— WHAT THE TASK REQUIRES —
Work through the data below and give the number of lines holding the word "content", without any other text.

Data records:
*** Begin section ***
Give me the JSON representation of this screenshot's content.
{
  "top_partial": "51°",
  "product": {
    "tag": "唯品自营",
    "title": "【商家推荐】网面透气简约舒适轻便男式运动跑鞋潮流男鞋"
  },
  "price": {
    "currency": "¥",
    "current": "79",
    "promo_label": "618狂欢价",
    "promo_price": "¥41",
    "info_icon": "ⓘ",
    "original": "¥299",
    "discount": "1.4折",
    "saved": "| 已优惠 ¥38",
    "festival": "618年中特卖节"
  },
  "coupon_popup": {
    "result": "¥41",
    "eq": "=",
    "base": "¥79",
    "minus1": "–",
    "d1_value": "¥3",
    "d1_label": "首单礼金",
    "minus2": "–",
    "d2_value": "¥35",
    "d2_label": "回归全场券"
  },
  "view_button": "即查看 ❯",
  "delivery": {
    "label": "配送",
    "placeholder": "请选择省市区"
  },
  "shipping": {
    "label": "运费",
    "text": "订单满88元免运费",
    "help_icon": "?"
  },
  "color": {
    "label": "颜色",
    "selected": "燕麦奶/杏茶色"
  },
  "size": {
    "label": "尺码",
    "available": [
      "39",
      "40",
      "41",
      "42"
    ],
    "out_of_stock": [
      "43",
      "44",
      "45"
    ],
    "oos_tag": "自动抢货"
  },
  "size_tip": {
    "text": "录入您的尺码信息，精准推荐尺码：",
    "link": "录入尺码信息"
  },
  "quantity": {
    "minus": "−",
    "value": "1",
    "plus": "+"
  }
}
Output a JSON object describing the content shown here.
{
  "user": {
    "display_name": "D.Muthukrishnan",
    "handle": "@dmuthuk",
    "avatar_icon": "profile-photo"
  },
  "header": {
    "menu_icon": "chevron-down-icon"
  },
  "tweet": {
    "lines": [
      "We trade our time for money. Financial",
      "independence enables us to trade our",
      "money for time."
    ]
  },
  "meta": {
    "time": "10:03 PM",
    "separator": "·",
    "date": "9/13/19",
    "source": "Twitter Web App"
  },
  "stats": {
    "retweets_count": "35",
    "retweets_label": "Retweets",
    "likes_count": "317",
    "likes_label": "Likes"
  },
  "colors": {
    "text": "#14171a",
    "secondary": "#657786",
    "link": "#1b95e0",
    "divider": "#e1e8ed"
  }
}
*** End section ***
— SOLVED PROBLEM —
2